IBM Watson Health will be collaborating healthcare software provider Epic and not-for-profit Mayo Clinic to advance patient health by applying Watson’s cognitive computing capabilities to Electronic Patient Records (EPRs).
“We are collaborating with Epic and Mayo Clinic in another important validation of the potential of Watson to be used broadly across the healthcare industry,” claimed Mike Rhodin, IBM Watson senior vice president.
“This is just the first step in our vision to bring more personalised care to individual patients by connecting traditional sources of patient information with the growing pools of dynamic and constantly growing healthcare information,” he added.
According to the firm, patients and providers will be able to benefit from a more rapid and thorough analysis of the medical factors that could impact an individual’s health and wellness.
It claims Epic’s interoperability with Watson will enable institutions using this software to provide greater clinical insight to help personalise healthcare.
There is a possibility that Watson and Epic may work together to develop patient treatment protocols, personalise patient management for chronic conditions and intelligently assist doctors and nurses by providing relevant evidence from the worldwide body of medical knowledge.
Healthcare providers will be able to share patient-specific data with Watson in real time, within workflows, allowing the supercomputer to bring forth critical evidence from medical literature and case studies that are most relevant to the patient’s care.
“Accessing Watson’s virtual brainpower from the Epic platform is energising from a creative standpoint,” claimed Epic president Carl Dvorak.
“We are bringing another level of cognitive computing and augmented intelligence to mainstream healthcare, to improve safety and outcomes for patients global,” Dvorak added.
Putting cancer patients in right clinical trials
Meanwhile, IBM is working with the Mayo Clinic to pioneer cognitive computing in clinical trials matching for cancer patients.
IBM claims Watson’s speed and accuracy allows physicians to enrol patients more quickly in the clinical trials that best meet their individual needs.
“Patients need answers and Watson helps provide them quickly and more thoroughly.

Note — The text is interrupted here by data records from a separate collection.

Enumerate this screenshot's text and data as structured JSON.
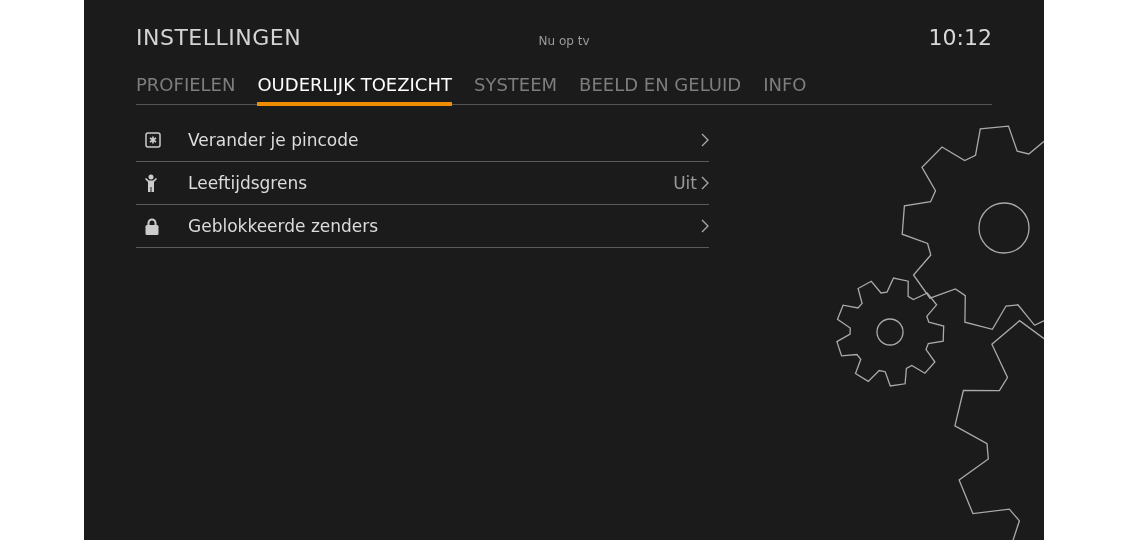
{
  "header": {
    "title": "INSTELLINGEN",
    "now_on_tv": "Nu op tv",
    "clock": "10:12"
  },
  "tabs": [
    {
      "label": "PROFIELEN",
      "selected": false
    },
    {
      "label": "OUDERLIJK TOEZICHT",
      "selected": true
    },
    {
      "label": "SYSTEEM",
      "selected": false
    },
    {
      "label": "BEELD EN GELUID",
      "selected": false
    },
    {
      "label": "INFO",
      "selected": false
    }
  ],
  "items": [
    {
      "kind": "pin",
      "label": "Verander je pincode"
    },
    {
      "kind": "child",
      "label": "Leeftijdsgrens",
      "value": "Uit"
    },
    {
      "kind": "lock",
      "label": "Geblokkeerde zenders"
    }
  ]
}
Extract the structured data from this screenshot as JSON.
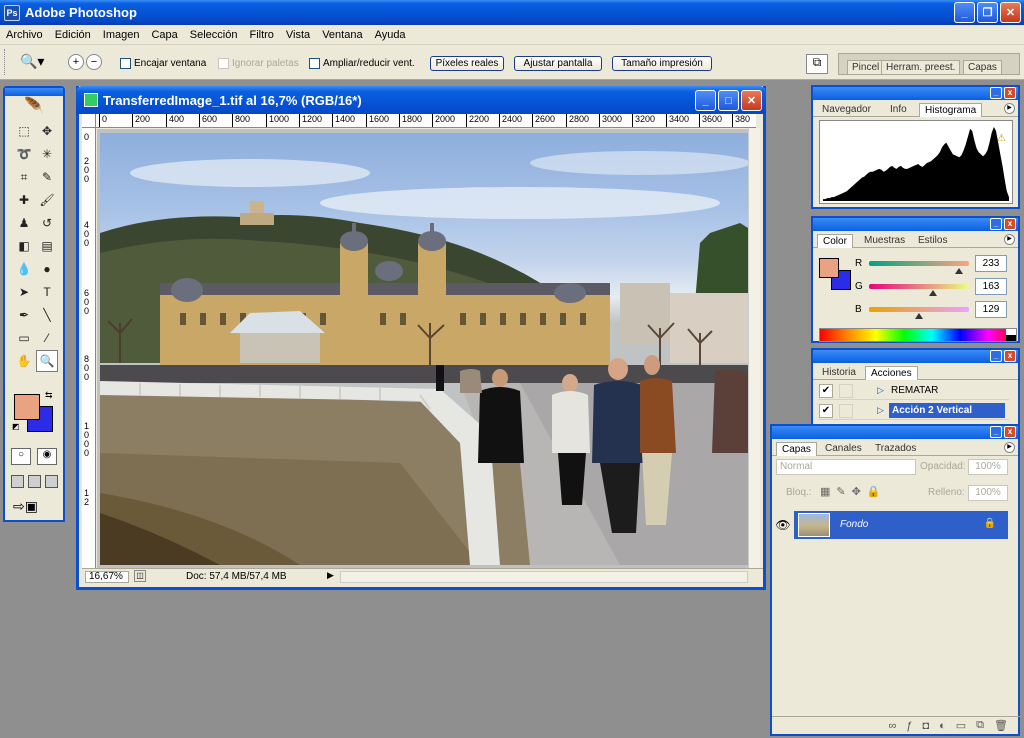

We are excited by Watson’s potential to efficiently provide clinical trials information at the point of care,” claimed Mayo Clinic oncologist Dr Steven Alberts.

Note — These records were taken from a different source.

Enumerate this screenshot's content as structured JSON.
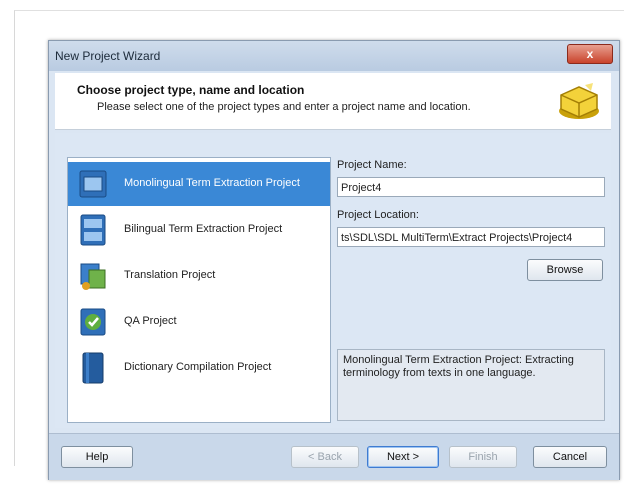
{
  "window": {
    "title": "New Project Wizard",
    "close_label": "x"
  },
  "header": {
    "title": "Choose project type, name and location",
    "subtitle": "Please select one of the project types and enter a project name and location.",
    "icon": "wizard-icon"
  },
  "project_types": [
    {
      "label": "Monolingual Term Extraction Project",
      "icon": "monolingual-icon",
      "selected": true
    },
    {
      "label": "Bilingual Term Extraction Project",
      "icon": "bilingual-icon",
      "selected": false
    },
    {
      "label": "Translation Project",
      "icon": "translation-icon",
      "selected": false
    },
    {
      "label": "QA Project",
      "icon": "qa-icon",
      "selected": false
    },
    {
      "label": "Dictionary Compilation Project",
      "icon": "dictionary-icon",
      "selected": false
    }
  ],
  "form": {
    "name_label": "Project Name:",
    "name_value": "Project4",
    "location_label": "Project Location:",
    "location_value": "ts\\SDL\\SDL MultiTerm\\Extract Projects\\Project4",
    "browse_label": "Browse",
    "description": "Monolingual Term Extraction Project: Extracting terminology from texts in one language."
  },
  "buttons": {
    "help": "Help",
    "back": "< Back",
    "next": "Next >",
    "finish": "Finish",
    "cancel": "Cancel"
  },
  "colors": {
    "selection": "#3a88d6",
    "dialog_bg": "#dbe6f3"
  }
}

IBM Watson Health and the Watson Health Cloud platform are reportedly helping to improve the ability of doctors, researchers and insurers to innovate by surfacing new insights from the massive amounts of personal health data being created daily.

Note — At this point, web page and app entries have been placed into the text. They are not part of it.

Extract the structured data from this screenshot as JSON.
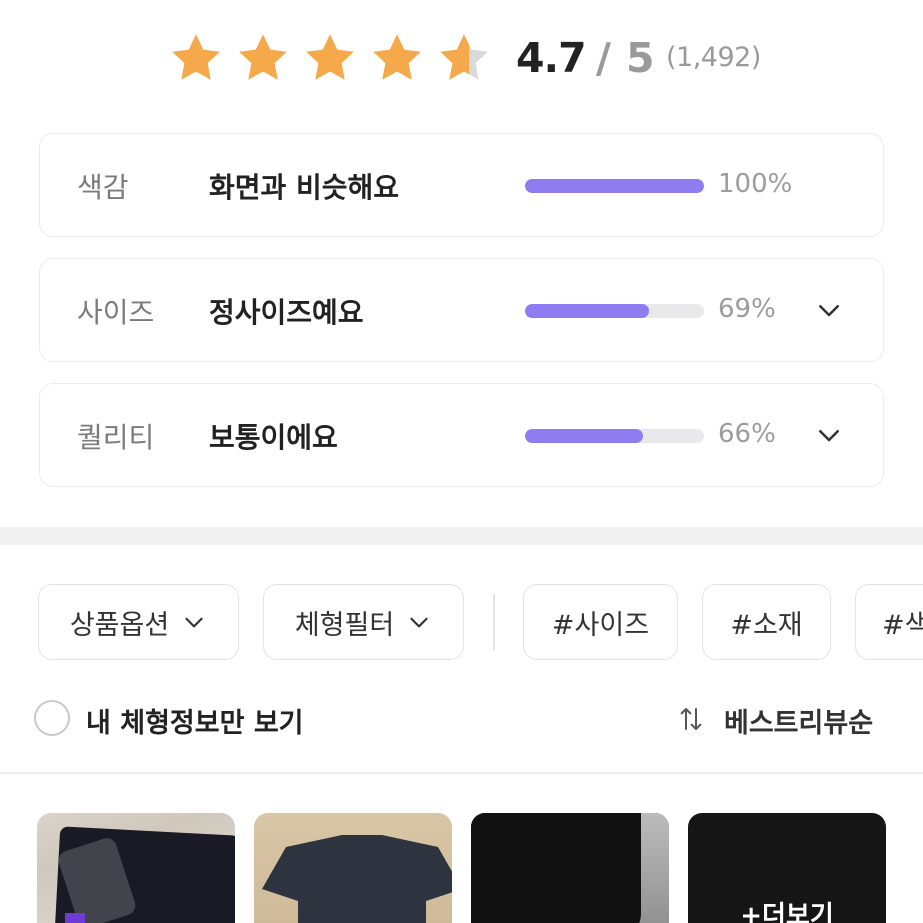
{
  "rating": {
    "score": "4.7",
    "separator": "/",
    "max": "5",
    "count": "(1,492)",
    "stars_value": 4.7,
    "star_color": "#F5A94A",
    "star_empty_color": "#D9D9D9"
  },
  "attributes": [
    {
      "name": "색감",
      "value": "화면과 비슷해요",
      "percent_label": "100%",
      "percent": 100,
      "expandable": false
    },
    {
      "name": "사이즈",
      "value": "정사이즈예요",
      "percent_label": "69%",
      "percent": 69,
      "expandable": true
    },
    {
      "name": "퀄리티",
      "value": "보통이에요",
      "percent_label": "66%",
      "percent": 66,
      "expandable": true
    }
  ],
  "bar_color": "#8E7CF0",
  "filters": {
    "option": "상품옵션",
    "body": "체형필터",
    "tags": [
      "#사이즈",
      "#소재",
      "#색"
    ]
  },
  "body_info_only": "내 체형정보만 보기",
  "sort_label": "베스트리뷰순",
  "more_label": "+더보기"
}
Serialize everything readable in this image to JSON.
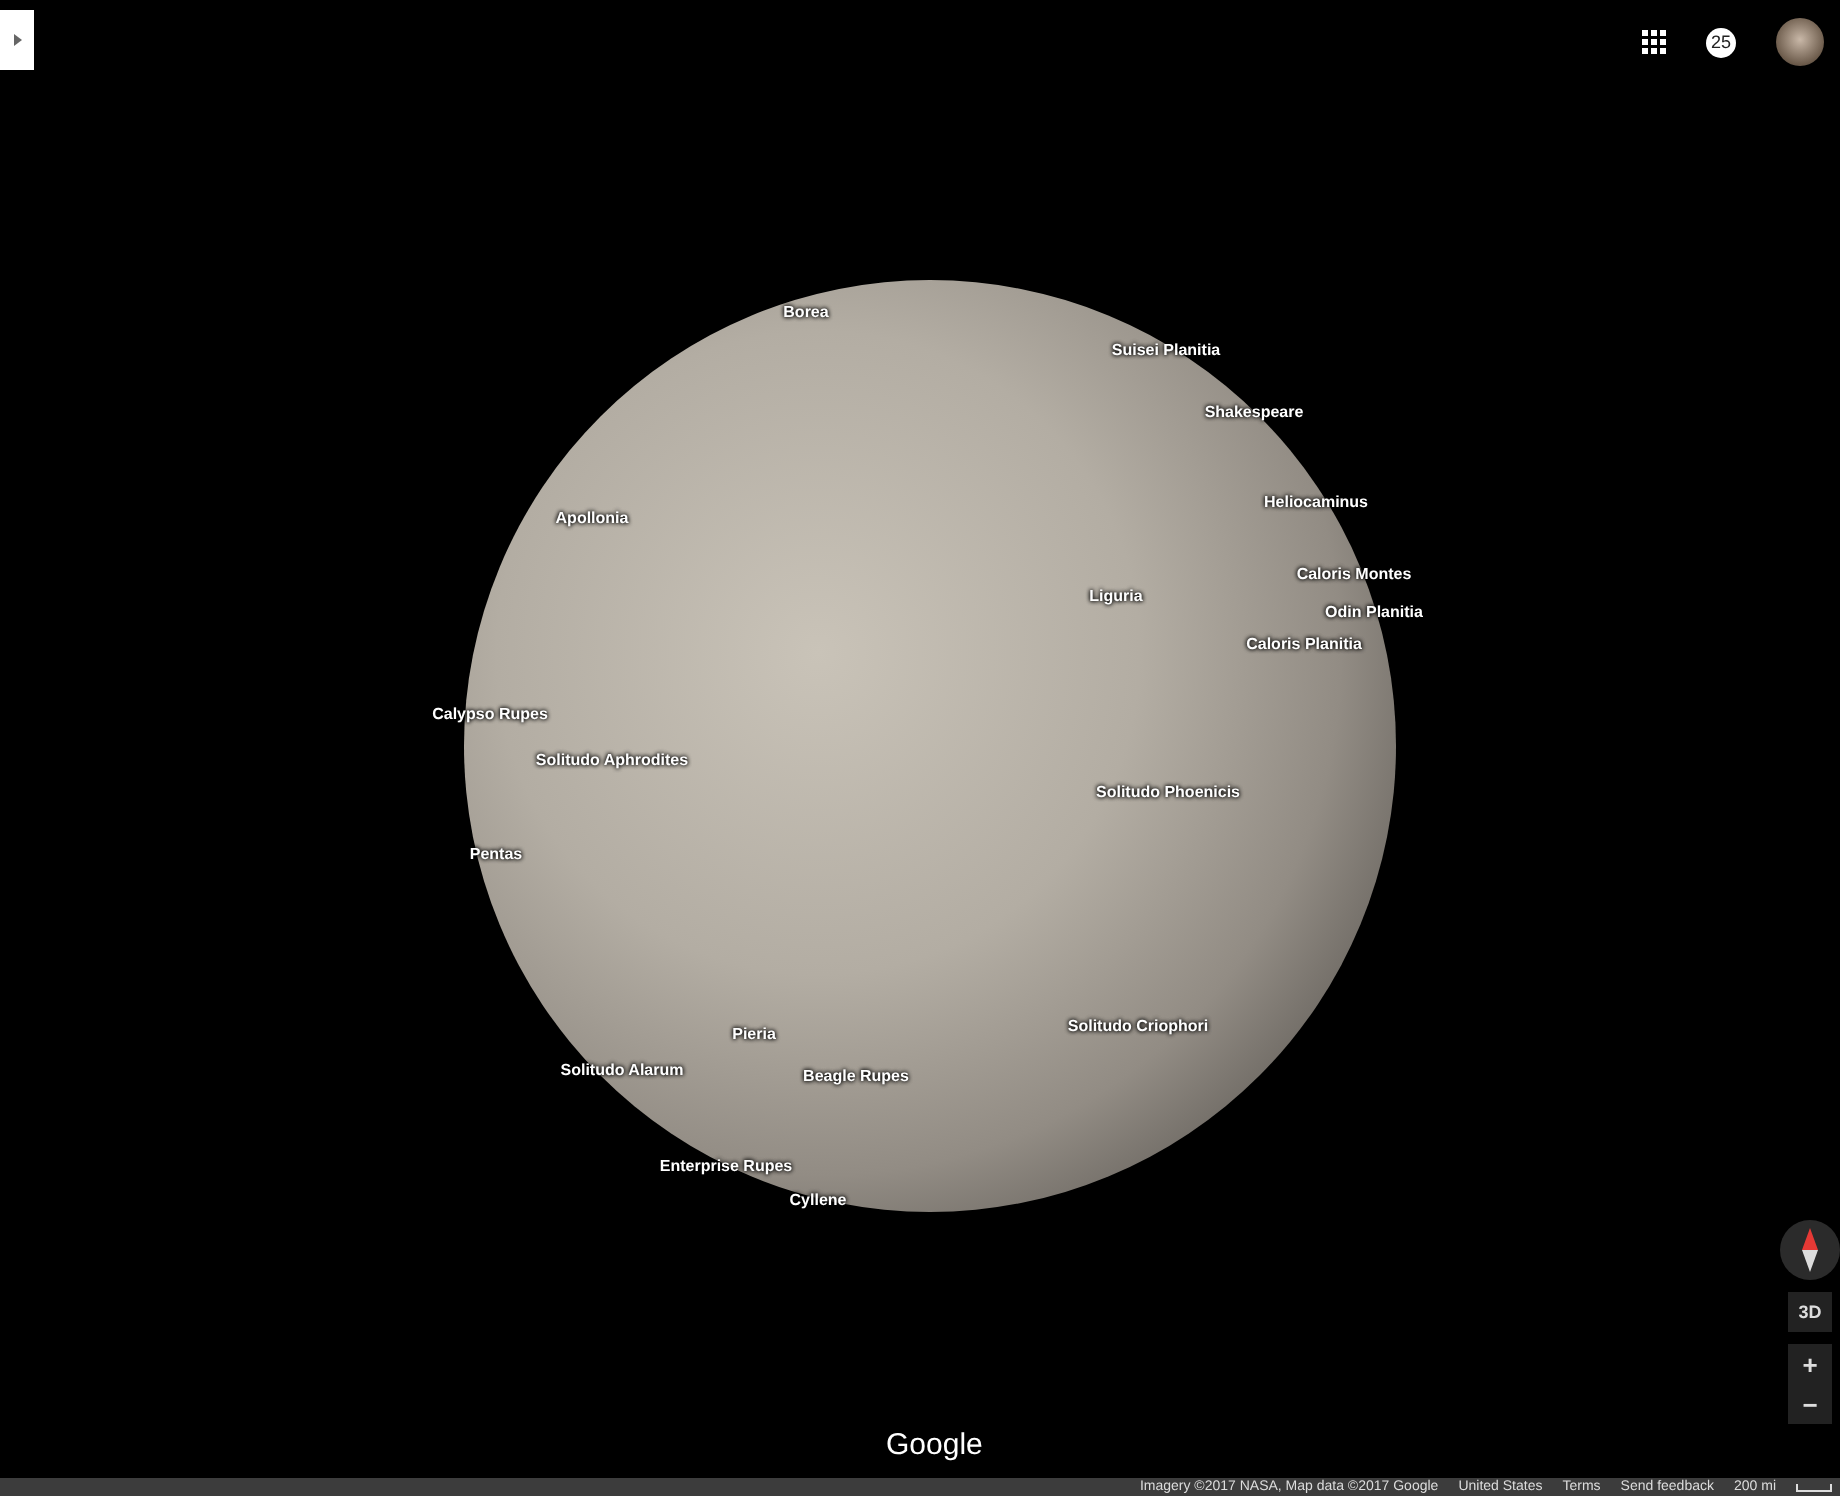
{
  "top_bar": {
    "notification_count": "25"
  },
  "planet_labels": [
    "Borea",
    "Suisei Planitia",
    "Shakespeare",
    "Heliocaminus",
    "Apollonia",
    "Caloris Montes",
    "Liguria",
    "Odin Planitia",
    "Caloris Planitia",
    "Calypso Rupes",
    "Solitudo Aphrodites",
    "Solitudo Phoenicis",
    "Pentas",
    "Pieria",
    "Solitudo Criophori",
    "Solitudo Alarum",
    "Beagle Rupes",
    "Enterprise Rupes",
    "Cyllene"
  ],
  "controls": {
    "view_toggle": "3D",
    "zoom_in": "+",
    "zoom_out": "−"
  },
  "logo": "Google",
  "footer": {
    "attribution": "Imagery ©2017 NASA, Map data ©2017 Google",
    "links": [
      "United States",
      "Terms",
      "Send feedback"
    ],
    "scale": "200 mi"
  }
}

The Health Cloud enables the anonymisation, sharing and combination of information with a dynamic and constantly growing aggregated view of clinical, research and social health data.